Exercise objective => From the first line to the last, repeat the data exactly and drop the pictures.

Data for review =>
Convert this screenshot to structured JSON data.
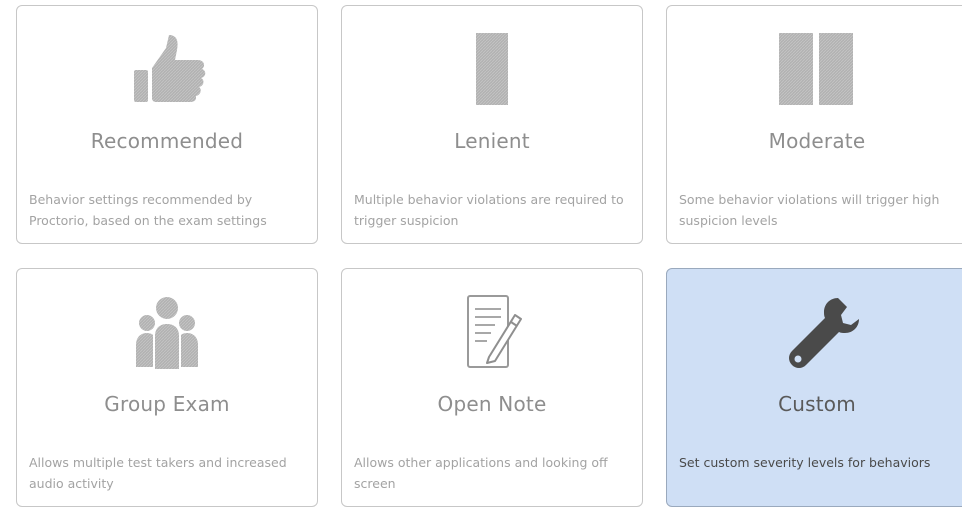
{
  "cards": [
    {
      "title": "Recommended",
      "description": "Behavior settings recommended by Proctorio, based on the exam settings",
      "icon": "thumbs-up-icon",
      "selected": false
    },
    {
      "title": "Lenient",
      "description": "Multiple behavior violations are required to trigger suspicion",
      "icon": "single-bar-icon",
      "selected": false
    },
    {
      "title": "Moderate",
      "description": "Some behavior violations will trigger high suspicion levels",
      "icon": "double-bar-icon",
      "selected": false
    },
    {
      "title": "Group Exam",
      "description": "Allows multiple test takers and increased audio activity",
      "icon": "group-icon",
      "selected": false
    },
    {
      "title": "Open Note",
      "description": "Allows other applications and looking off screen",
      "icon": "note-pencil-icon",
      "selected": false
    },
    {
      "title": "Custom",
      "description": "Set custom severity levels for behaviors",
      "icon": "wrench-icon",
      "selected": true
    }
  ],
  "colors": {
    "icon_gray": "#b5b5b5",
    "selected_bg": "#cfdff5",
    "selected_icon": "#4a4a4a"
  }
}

Exercise output =>
Convert this screenshot to structured JSON data.
{
  "cards": [
    {
      "title": "Recommended",
      "description": "Behavior settings recommended by Proctorio, based on the exam settings",
      "icon": "thumbs-up-icon",
      "selected": false
    },
    {
      "title": "Lenient",
      "description": "Multiple behavior violations are required to trigger suspicion",
      "icon": "single-bar-icon",
      "selected": false
    },
    {
      "title": "Moderate",
      "description": "Some behavior violations will trigger high suspicion levels",
      "icon": "double-bar-icon",
      "selected": false
    },
    {
      "title": "Group Exam",
      "description": "Allows multiple test takers and increased audio activity",
      "icon": "group-icon",
      "selected": false
    },
    {
      "title": "Open Note",
      "description": "Allows other applications and looking off screen",
      "icon": "note-pencil-icon",
      "selected": false
    },
    {
      "title": "Custom",
      "description": "Set custom severity levels for behaviors",
      "icon": "wrench-icon",
      "selected": true
    }
  ],
  "colors": {
    "icon_gray": "#b5b5b5",
    "selected_bg": "#cfdff5",
    "selected_icon": "#4a4a4a"
  }
}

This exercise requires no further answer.